People can be manipulated by A.I. without realizing that

Manipulation among humans is not something new. People manipulate each other voluntarily and unintentionally. It doesn’t matter if we know them well or not, they do it. Then there are companies, the government, and the institutions. Technology, in this regard, has given a hand to manipulation, even more than traditional media. But with A.I. people may be more vulnerable than ever.

Your behavior, on the web but also in real life that can be detected for example by your payments, GPSs, WIFI networks, etc… may be used by an A.I. to trace your habits and profile your personality which can help to anticipate your choices and your tastes as well as to steer you to specific decisions without you even realize that. Better than any AD.

If they know how you move, they can trace the path to their target whether it’s about buying something, sharing something, voting for someone, and many other things.

A group of academics from Australia’s federal scientific and research organization, the Commonwealth Scientific and Industrial Research Organisation, recently conducted a series of studies to see how artificial intelligence affects human decision-making. The findings revealed that A.I. may identify and exploit weaknesses in human decision-making in order to steer people toward certain outcomes.

“The implications of this research are potentially quite staggering”, said Amir Dezfouli, an expert in machine learning at CSIRO and lead researcher on the study.

These algorithms can get you to carry out some actions on the web, not only because they know so much about you, but also because they know what strategies are most suitable to persuade you to make one choice over another without you realizing that and how.

“The tricky part is that A.I. is in some ways still a bit of a black box”, says Shane Saunderson, who researches human-robot interaction at the University of Toronto.

“It’s not an explicit machine that says two plus two equals four. It’s a machine that you show a bunch of data to, and it analyzes that data for patterns or classifications or insights that it can glean from it. And we don’t always know exactly how it’s doing that”.

The actor behind an A.I. not necessarily has to have a negative intent but the consequences can lead to something unpredictable.

The glut of information is one of the causes of easy manipulation: people are overwhelmed by information and have less time to pay attention to all the things they are interested in. So, there’s less thorough reading and the spread of memes reflects the low-quality information in which A.I. algorithms make their way.

In addition, our tendency to prefer information from people we trust and fits well with what we already know can be another weakness an A.I. can use to show us what it wants we trust more.

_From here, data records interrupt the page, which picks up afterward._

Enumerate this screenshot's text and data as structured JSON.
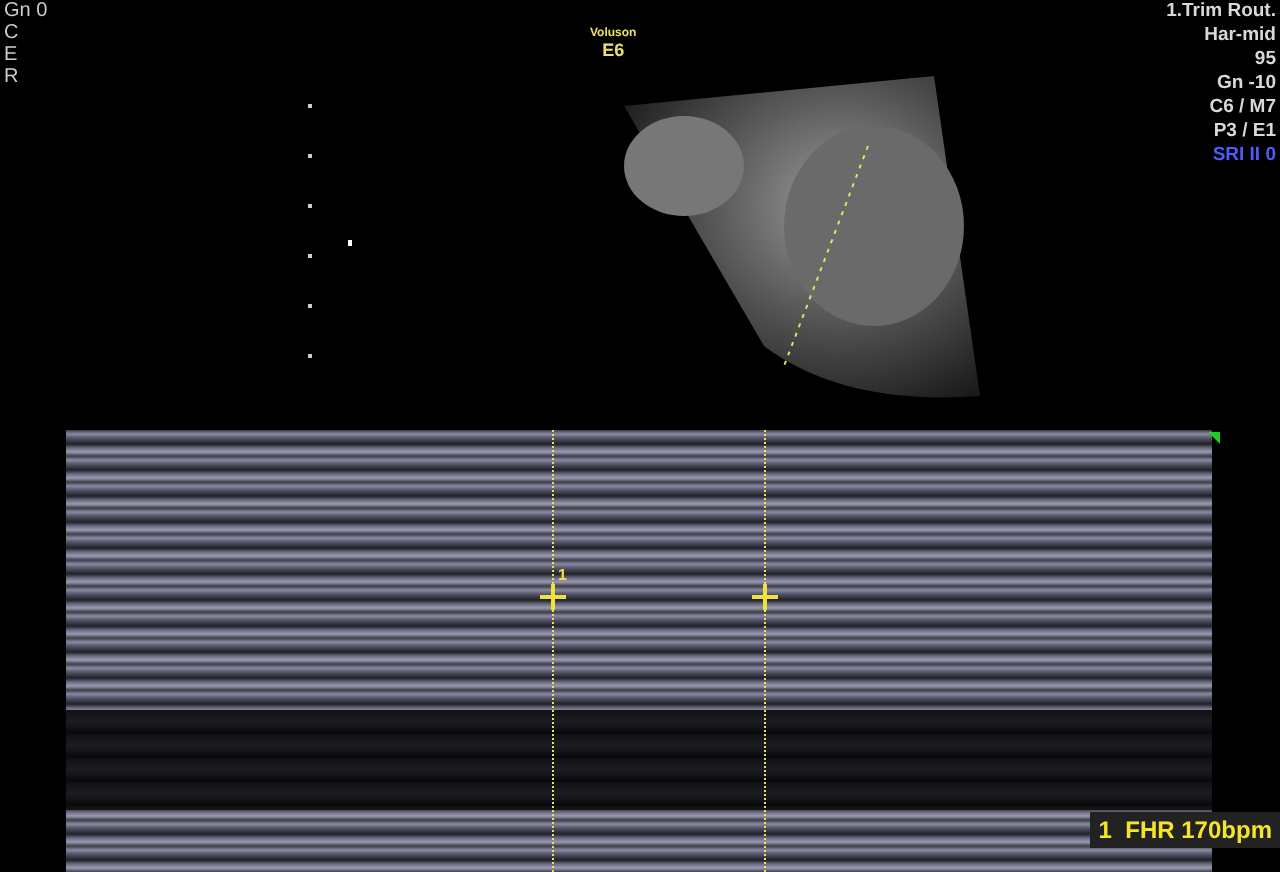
{
  "left_params": [
    "Gn 0",
    "C",
    "E",
    "R"
  ],
  "probe": {
    "brand": "Voluson",
    "model": "E6"
  },
  "right_params": [
    {
      "text": "1.Trim Rout.",
      "color": "#d8d8d8"
    },
    {
      "text": "Har-mid",
      "color": "#d8d8d8"
    },
    {
      "text": "95",
      "color": "#d8d8d8"
    },
    {
      "text": "Gn -10",
      "color": "#d8d8d8"
    },
    {
      "text": "C6 / M7",
      "color": "#d8d8d8"
    },
    {
      "text": "P3 / E1",
      "color": "#d8d8d8"
    },
    {
      "text": "SRI II 0",
      "color": "#4a5cff"
    }
  ],
  "caliper": {
    "label": "1"
  },
  "measurement": "1  FHR 170bpm"
}
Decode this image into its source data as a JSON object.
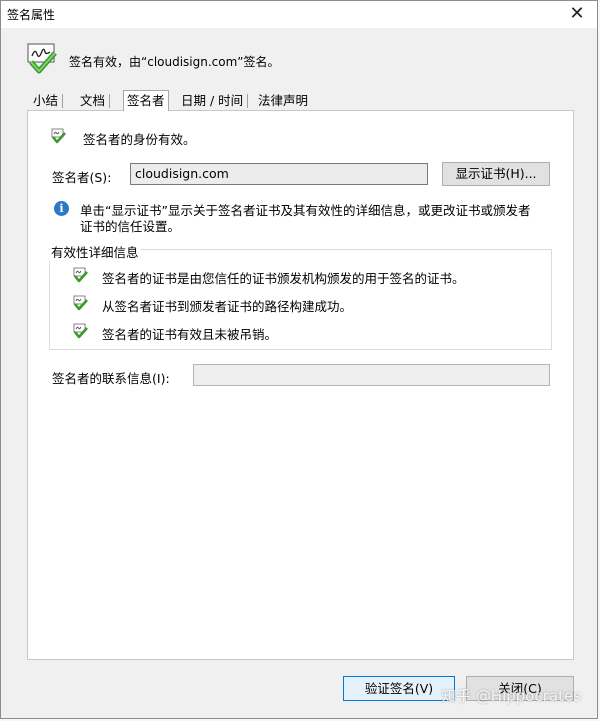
{
  "window": {
    "title": "签名属性",
    "close_symbol": "✕"
  },
  "header": {
    "status_text": "签名有效，由“cloudisign.com”签名。",
    "icon": "signature-valid-icon"
  },
  "tabs": [
    {
      "label": "小结",
      "active": false
    },
    {
      "label": "文档",
      "active": false
    },
    {
      "label": "签名者",
      "active": true
    },
    {
      "label": "日期 / 时间",
      "active": false
    },
    {
      "label": "法律声明",
      "active": false
    }
  ],
  "signer_tab": {
    "identity_status": "签名者的身份有效。",
    "signer_label": "签名者(S):",
    "signer_value": "cloudisign.com",
    "show_cert_button": "显示证书(H)...",
    "info_text_line1": "单击“显示证书”显示关于签名者证书及其有效性的详细信息，或更改证书或颁发者",
    "info_text_line2": "证书的信任设置。",
    "validity_group_title": "有效性详细信息",
    "validity_details": [
      "签名者的证书是由您信任的证书颁发机构颁发的用于签名的证书。",
      "从签名者证书到颁发者证书的路径构建成功。",
      "签名者的证书有效且未被吊销。"
    ],
    "contact_label": "签名者的联系信息(I):",
    "contact_value": ""
  },
  "footer": {
    "verify_button": "验证签名(V)",
    "close_button": "关闭(C)"
  },
  "watermark": "知乎 @Hippocrates",
  "colors": {
    "valid_check": "#3a9a2a",
    "info_blue": "#2b78c5",
    "panel_bg": "#ffffff",
    "dialog_bg": "#f0f0f0"
  }
}
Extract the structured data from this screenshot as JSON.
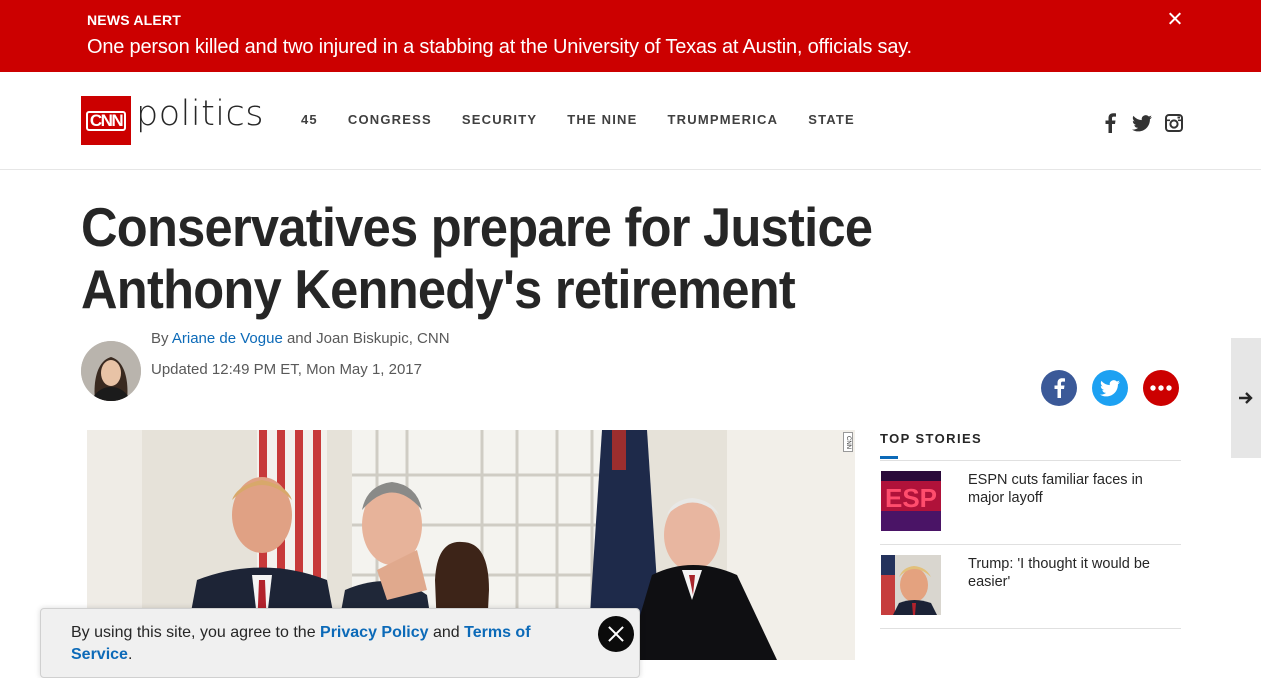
{
  "alert": {
    "kicker": "NEWS ALERT",
    "text": "One person killed and two injured in a stabbing at the University of Texas at Austin, officials say."
  },
  "header": {
    "logo_text": "CNN",
    "section": "politics",
    "nav": [
      "45",
      "CONGRESS",
      "SECURITY",
      "THE NINE",
      "TRUMPMERICA",
      "STATE"
    ],
    "social_icons": [
      "facebook-icon",
      "twitter-icon",
      "instagram-icon"
    ]
  },
  "article": {
    "headline": "Conservatives prepare for Justice Anthony Kennedy's retirement",
    "byline_prefix": "By ",
    "author_link": "Ariane de Vogue",
    "byline_suffix": " and Joan Biskupic, CNN",
    "updated": "Updated 12:49 PM ET, Mon May 1, 2017",
    "media_badge": "CNN"
  },
  "share": {
    "facebook_color": "#3b5998",
    "twitter_color": "#1da1f2",
    "more_color": "#cc0000"
  },
  "top_stories": {
    "title": "TOP STORIES",
    "items": [
      {
        "headline": "ESPN cuts familiar faces in major layoff"
      },
      {
        "headline": "Trump: 'I thought it would be easier'"
      }
    ]
  },
  "cookie": {
    "prefix": "By using this site, you agree to the ",
    "privacy_link": "Privacy Policy",
    "middle": " and ",
    "terms_link": "Terms of Service",
    "suffix": "."
  },
  "colors": {
    "brand_red": "#cc0000",
    "link_blue": "#0c6ab8"
  }
}
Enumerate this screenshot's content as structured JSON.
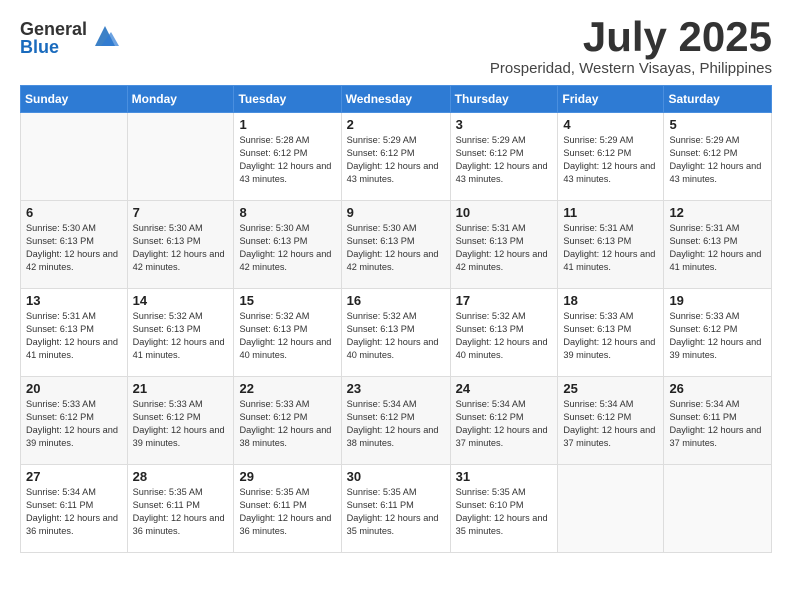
{
  "header": {
    "logo_general": "General",
    "logo_blue": "Blue",
    "month_title": "July 2025",
    "location": "Prosperidad, Western Visayas, Philippines"
  },
  "days_of_week": [
    "Sunday",
    "Monday",
    "Tuesday",
    "Wednesday",
    "Thursday",
    "Friday",
    "Saturday"
  ],
  "weeks": [
    [
      {
        "day": "",
        "info": ""
      },
      {
        "day": "",
        "info": ""
      },
      {
        "day": "1",
        "info": "Sunrise: 5:28 AM\nSunset: 6:12 PM\nDaylight: 12 hours and 43 minutes."
      },
      {
        "day": "2",
        "info": "Sunrise: 5:29 AM\nSunset: 6:12 PM\nDaylight: 12 hours and 43 minutes."
      },
      {
        "day": "3",
        "info": "Sunrise: 5:29 AM\nSunset: 6:12 PM\nDaylight: 12 hours and 43 minutes."
      },
      {
        "day": "4",
        "info": "Sunrise: 5:29 AM\nSunset: 6:12 PM\nDaylight: 12 hours and 43 minutes."
      },
      {
        "day": "5",
        "info": "Sunrise: 5:29 AM\nSunset: 6:12 PM\nDaylight: 12 hours and 43 minutes."
      }
    ],
    [
      {
        "day": "6",
        "info": "Sunrise: 5:30 AM\nSunset: 6:13 PM\nDaylight: 12 hours and 42 minutes."
      },
      {
        "day": "7",
        "info": "Sunrise: 5:30 AM\nSunset: 6:13 PM\nDaylight: 12 hours and 42 minutes."
      },
      {
        "day": "8",
        "info": "Sunrise: 5:30 AM\nSunset: 6:13 PM\nDaylight: 12 hours and 42 minutes."
      },
      {
        "day": "9",
        "info": "Sunrise: 5:30 AM\nSunset: 6:13 PM\nDaylight: 12 hours and 42 minutes."
      },
      {
        "day": "10",
        "info": "Sunrise: 5:31 AM\nSunset: 6:13 PM\nDaylight: 12 hours and 42 minutes."
      },
      {
        "day": "11",
        "info": "Sunrise: 5:31 AM\nSunset: 6:13 PM\nDaylight: 12 hours and 41 minutes."
      },
      {
        "day": "12",
        "info": "Sunrise: 5:31 AM\nSunset: 6:13 PM\nDaylight: 12 hours and 41 minutes."
      }
    ],
    [
      {
        "day": "13",
        "info": "Sunrise: 5:31 AM\nSunset: 6:13 PM\nDaylight: 12 hours and 41 minutes."
      },
      {
        "day": "14",
        "info": "Sunrise: 5:32 AM\nSunset: 6:13 PM\nDaylight: 12 hours and 41 minutes."
      },
      {
        "day": "15",
        "info": "Sunrise: 5:32 AM\nSunset: 6:13 PM\nDaylight: 12 hours and 40 minutes."
      },
      {
        "day": "16",
        "info": "Sunrise: 5:32 AM\nSunset: 6:13 PM\nDaylight: 12 hours and 40 minutes."
      },
      {
        "day": "17",
        "info": "Sunrise: 5:32 AM\nSunset: 6:13 PM\nDaylight: 12 hours and 40 minutes."
      },
      {
        "day": "18",
        "info": "Sunrise: 5:33 AM\nSunset: 6:13 PM\nDaylight: 12 hours and 39 minutes."
      },
      {
        "day": "19",
        "info": "Sunrise: 5:33 AM\nSunset: 6:12 PM\nDaylight: 12 hours and 39 minutes."
      }
    ],
    [
      {
        "day": "20",
        "info": "Sunrise: 5:33 AM\nSunset: 6:12 PM\nDaylight: 12 hours and 39 minutes."
      },
      {
        "day": "21",
        "info": "Sunrise: 5:33 AM\nSunset: 6:12 PM\nDaylight: 12 hours and 39 minutes."
      },
      {
        "day": "22",
        "info": "Sunrise: 5:33 AM\nSunset: 6:12 PM\nDaylight: 12 hours and 38 minutes."
      },
      {
        "day": "23",
        "info": "Sunrise: 5:34 AM\nSunset: 6:12 PM\nDaylight: 12 hours and 38 minutes."
      },
      {
        "day": "24",
        "info": "Sunrise: 5:34 AM\nSunset: 6:12 PM\nDaylight: 12 hours and 37 minutes."
      },
      {
        "day": "25",
        "info": "Sunrise: 5:34 AM\nSunset: 6:12 PM\nDaylight: 12 hours and 37 minutes."
      },
      {
        "day": "26",
        "info": "Sunrise: 5:34 AM\nSunset: 6:11 PM\nDaylight: 12 hours and 37 minutes."
      }
    ],
    [
      {
        "day": "27",
        "info": "Sunrise: 5:34 AM\nSunset: 6:11 PM\nDaylight: 12 hours and 36 minutes."
      },
      {
        "day": "28",
        "info": "Sunrise: 5:35 AM\nSunset: 6:11 PM\nDaylight: 12 hours and 36 minutes."
      },
      {
        "day": "29",
        "info": "Sunrise: 5:35 AM\nSunset: 6:11 PM\nDaylight: 12 hours and 36 minutes."
      },
      {
        "day": "30",
        "info": "Sunrise: 5:35 AM\nSunset: 6:11 PM\nDaylight: 12 hours and 35 minutes."
      },
      {
        "day": "31",
        "info": "Sunrise: 5:35 AM\nSunset: 6:10 PM\nDaylight: 12 hours and 35 minutes."
      },
      {
        "day": "",
        "info": ""
      },
      {
        "day": "",
        "info": ""
      }
    ]
  ]
}
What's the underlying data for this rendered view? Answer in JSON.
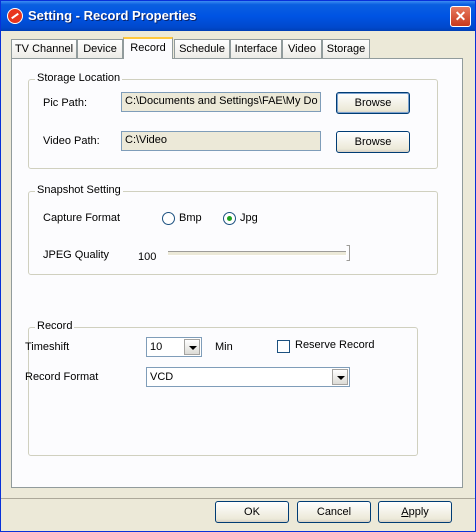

Experiments revealed that even when people are presented with balanced information that includes views from all perspectives, they tend to find evidence to support what they already believe. When people with opposing viewpoints on emotionally sensitive issues are exposed to the same facts, they become even more adamant in their original convictions though.

Furthermore, in the absence of obvious signals, our brains infer appropriate actions based on information followed by the crowd, and social media follows a similar pattern. We easily confuse popularity with quality, and we end up following what we see. Moreover, it was noticed that on social media, negative information spread more easily.

Dezfouli reminds out that how responsibly we build and deploy these technologies determines whether they are used for good or bad. CSIRO and the Australian government created an ethics framework for A.I. in government and industry in order to assure positive outcomes. These principles include:

  • Human, societal, and environmental well-being: A.I. systems should benefit individuals, society, and the environment.
  • Human-centered values: A.I. systems should respect human rights, diversity, and the autonomy of individuals.
  • Fairness: A.I. systems should be inclusive and accessible, and should not involve or result in unfair discrimination against individuals, communities or groups.
  • Privacy protection and security: A.I. systems should respect and uphold privacy rights and data protection, and ensure the security of data.
  • Reliability and safety: A.I. systems should reliably operate in accordance with their intended purpose.
  • Transparency and explainability: There should be transparency and responsible disclosure so people can understand when they are being significantly impacted by A.I. and can find out when an AI system is engaging with them.
  • Contestability: When an A.I. system significantly impacts a person, community, group, or environment, there should be a timely process to allow people to challenge the use or outcomes of the A.I. system.
  • Accountability: People responsible for the different phases of the A.I. system lifecycle should be identifiable and accountable for the outcomes of the A.I. systems, and human oversight of A.I. systems should be enabled.

However, most of these principles don’t get a hit at the moment but we hope there will be a standard for a more ethical A.I. soon.